The campaign is a decision of the Numsa 2010 National Bargaining Conference when the union realised that it had not made safety a priority.

Dinga Sikwebu, Numsa head of education and research, said, “The union has not been serious on issues of health and safety and this has been left for too long in the hands of the bosses”. Numsa is now taking the bull by its horns.

The program was piloted at Tembisa local in Johannesburg as a joint workshop with Kempton Park local on August 3-5 2010. “It was a very fulfilling and fruitful workshop, as other comrades have started engaging their employers,” said Cde D. Monyago from Tembisa Local.

The first phase of these workshops, run from September 16 to October 29 2010, will reach 6000 shopstewards.

Forty facilitators from all the Regions have been trained to take up this task.

They will be using 8000 manuals for shopstewards and 6000 resource books with the Occupational Health and Safety Act and regulations.

There is also a DVD about a NUMSA member who suffers from manganism , a disease caused by manganese dust and fumes.


The second phase will be for shopstewards to investigate and identify how safe their workplaces are, and whether their respective companies are complying with the Health and Safety Act and regulations.

Numsa is taking the safety of its members into its own hands.

In 2009 the Department of Labour visited 2410 companies in the iron and steel industry.

They found that 1171 companies were non-compliant with the Health and Safety Act and regulations. In all this, not even one employer was prosecuted.

Sikwebu says, “Our industry is the most dangerous workplace as we are working with metal and steel and being exposed to hazardous chemicals”.

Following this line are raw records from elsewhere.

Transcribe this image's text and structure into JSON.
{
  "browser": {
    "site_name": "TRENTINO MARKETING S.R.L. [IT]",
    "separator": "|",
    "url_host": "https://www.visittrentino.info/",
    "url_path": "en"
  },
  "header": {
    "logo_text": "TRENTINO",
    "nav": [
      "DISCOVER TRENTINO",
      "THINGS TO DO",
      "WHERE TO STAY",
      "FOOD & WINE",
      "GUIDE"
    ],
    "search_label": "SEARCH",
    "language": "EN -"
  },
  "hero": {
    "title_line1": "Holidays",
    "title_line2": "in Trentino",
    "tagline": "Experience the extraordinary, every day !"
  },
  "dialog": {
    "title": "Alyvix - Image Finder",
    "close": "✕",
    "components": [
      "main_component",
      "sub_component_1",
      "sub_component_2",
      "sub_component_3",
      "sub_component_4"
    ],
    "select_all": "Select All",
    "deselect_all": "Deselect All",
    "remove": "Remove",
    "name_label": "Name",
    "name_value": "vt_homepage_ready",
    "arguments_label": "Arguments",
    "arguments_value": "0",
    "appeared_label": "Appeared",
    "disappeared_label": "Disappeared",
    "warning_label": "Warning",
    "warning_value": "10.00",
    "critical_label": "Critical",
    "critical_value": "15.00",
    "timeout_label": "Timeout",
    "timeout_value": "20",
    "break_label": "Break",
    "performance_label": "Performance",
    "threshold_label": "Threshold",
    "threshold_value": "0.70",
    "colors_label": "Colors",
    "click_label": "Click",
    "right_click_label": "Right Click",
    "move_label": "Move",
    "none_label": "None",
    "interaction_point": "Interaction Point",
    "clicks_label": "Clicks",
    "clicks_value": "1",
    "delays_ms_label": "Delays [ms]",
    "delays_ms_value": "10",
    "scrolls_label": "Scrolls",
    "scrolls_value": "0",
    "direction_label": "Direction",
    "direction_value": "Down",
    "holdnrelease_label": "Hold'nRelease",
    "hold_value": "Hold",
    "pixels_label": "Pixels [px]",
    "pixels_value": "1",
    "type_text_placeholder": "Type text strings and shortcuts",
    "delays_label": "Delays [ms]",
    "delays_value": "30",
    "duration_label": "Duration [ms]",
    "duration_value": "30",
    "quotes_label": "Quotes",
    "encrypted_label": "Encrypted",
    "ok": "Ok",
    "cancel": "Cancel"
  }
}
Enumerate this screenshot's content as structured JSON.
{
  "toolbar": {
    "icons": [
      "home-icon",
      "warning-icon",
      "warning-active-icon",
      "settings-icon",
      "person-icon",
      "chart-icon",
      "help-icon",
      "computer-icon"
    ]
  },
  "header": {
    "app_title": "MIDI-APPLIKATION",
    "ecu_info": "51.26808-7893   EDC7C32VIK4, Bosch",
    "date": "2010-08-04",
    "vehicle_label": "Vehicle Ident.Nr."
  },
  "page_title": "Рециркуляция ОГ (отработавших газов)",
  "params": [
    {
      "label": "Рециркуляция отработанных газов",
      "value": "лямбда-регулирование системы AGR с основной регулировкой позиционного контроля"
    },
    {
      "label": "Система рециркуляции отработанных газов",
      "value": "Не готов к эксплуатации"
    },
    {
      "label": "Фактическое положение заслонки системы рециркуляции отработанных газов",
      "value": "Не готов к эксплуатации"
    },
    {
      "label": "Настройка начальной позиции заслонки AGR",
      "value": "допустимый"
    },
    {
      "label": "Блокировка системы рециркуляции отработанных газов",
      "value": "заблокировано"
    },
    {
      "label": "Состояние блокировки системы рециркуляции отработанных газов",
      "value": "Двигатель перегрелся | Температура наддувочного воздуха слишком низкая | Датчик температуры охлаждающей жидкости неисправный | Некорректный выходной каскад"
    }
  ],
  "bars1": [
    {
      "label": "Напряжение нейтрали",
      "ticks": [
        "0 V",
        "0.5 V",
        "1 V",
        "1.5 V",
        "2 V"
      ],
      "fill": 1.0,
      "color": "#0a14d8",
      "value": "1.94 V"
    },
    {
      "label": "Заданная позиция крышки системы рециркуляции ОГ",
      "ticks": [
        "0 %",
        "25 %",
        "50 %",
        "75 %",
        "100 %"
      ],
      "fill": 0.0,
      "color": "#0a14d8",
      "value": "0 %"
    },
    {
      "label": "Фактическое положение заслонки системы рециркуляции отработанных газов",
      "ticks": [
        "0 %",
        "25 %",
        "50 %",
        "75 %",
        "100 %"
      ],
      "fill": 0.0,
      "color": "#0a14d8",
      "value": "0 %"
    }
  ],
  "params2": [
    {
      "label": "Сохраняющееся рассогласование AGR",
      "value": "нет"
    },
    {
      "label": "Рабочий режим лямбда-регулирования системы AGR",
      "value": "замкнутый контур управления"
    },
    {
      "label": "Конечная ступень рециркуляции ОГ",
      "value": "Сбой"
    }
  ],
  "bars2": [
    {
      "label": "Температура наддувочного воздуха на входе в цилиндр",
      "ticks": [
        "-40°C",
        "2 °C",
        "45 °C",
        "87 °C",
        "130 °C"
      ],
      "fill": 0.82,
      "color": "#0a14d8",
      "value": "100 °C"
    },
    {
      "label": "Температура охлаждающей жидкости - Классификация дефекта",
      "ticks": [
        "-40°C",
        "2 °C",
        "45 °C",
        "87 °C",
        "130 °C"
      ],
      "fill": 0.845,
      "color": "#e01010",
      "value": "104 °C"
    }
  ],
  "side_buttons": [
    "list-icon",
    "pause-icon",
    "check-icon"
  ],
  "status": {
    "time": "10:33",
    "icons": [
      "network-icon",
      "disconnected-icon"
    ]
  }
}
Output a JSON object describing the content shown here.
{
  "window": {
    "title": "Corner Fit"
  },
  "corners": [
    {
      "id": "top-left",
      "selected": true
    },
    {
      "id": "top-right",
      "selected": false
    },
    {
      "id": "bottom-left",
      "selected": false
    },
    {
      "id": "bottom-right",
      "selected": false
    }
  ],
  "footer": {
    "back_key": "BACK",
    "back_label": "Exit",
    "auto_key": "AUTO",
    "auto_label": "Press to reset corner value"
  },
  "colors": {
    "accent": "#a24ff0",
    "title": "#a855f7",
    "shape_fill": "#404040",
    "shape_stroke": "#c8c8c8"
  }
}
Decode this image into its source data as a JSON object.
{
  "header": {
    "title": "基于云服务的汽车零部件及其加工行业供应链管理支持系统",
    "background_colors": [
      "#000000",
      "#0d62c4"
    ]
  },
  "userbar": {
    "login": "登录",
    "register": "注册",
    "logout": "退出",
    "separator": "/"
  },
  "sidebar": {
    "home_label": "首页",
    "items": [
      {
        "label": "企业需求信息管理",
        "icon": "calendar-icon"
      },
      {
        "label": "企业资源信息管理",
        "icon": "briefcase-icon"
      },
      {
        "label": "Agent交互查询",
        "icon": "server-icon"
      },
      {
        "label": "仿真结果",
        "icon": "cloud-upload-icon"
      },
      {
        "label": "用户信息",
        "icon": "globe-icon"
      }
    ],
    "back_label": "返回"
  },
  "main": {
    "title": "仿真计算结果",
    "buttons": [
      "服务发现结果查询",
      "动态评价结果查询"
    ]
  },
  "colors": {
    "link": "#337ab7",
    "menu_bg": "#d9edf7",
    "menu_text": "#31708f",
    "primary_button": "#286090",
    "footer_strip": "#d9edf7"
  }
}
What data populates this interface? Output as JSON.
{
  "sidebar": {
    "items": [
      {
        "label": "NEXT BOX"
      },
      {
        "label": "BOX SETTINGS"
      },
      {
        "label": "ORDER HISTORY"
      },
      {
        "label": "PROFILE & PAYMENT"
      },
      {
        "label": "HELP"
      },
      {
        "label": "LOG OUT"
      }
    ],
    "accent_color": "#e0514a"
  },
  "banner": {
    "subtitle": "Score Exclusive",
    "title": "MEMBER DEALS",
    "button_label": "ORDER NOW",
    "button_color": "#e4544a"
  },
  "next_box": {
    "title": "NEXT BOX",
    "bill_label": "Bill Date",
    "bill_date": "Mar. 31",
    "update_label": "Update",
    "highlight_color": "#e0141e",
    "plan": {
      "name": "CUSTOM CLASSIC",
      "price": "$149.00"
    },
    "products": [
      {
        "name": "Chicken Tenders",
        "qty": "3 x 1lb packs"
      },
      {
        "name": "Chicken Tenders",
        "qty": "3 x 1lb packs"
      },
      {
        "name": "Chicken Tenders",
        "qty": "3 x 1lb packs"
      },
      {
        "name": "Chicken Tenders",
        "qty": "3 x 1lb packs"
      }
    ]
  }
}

All shopstewards are urged to attend the workshops. For further information they can contact their respective local offices.


Numsa News No 3, October 2010